100 pages later, I had a comprehensive journey into humor, horror, depression, and insomnia. It’s probably one of the strangest works I’ve written (though stranger ones are still in the pipeline,) and I struggle to describe what it even is. I suppose you could call it horror, some of it is dark humor, and some could be classified as slices of life.

I wrote when I was angry, when I was depressed, when I was anxious, and perhaps the spectrum of emotion is embedded in there. Some of them are more elusive. “Cornflakes” for example, was written on a night where I couldn’t sleep–too frantic and anxious for an exam I was due for the next day. The poem flew out of me, and despite what I was feeling, it’s probably one of the most colorful and humorous pieces in the book. “The Red Letters” is another one of my favorites–especially to read aloud. Despite how grim and upsetting both scenarios are, they happen to have a contrasting sense of humor and timing. It’s not something I planned going in, and I’m not sure how effective it is, but I’m pleased with what came out of it.

The lesson to be taken from this?

No matter what your interests are, it’s always good to experiment. Try new things, and make discoveries. Out of all the things I was excited for in writing, I never expected to be so pleased with poetry.

“A Man Upstairs” is available on Amazon in kindle and paperback. The audiobook version is soon to come, and will be read by yours truly.

Ebook: https://www.amazon.com/Man-Upstairs-Unsettling-Verse-ebook/dp/B0716898ZN/
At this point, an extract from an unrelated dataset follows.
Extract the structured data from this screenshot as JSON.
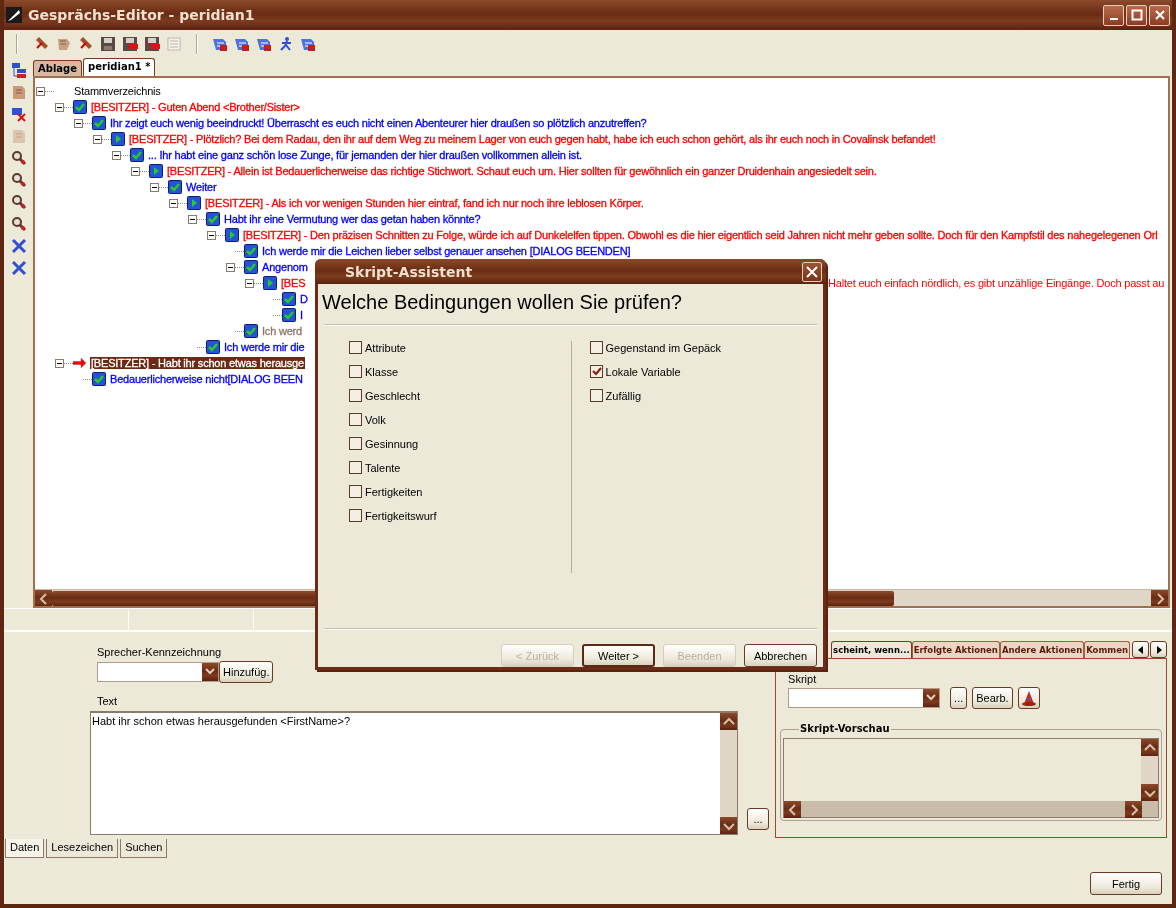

Paperback: https://www.amazon.com/Man-Upstairs-Unsettling-Verse/dp/1545355088/

Check it out, and by all means, leave a review!

All the best.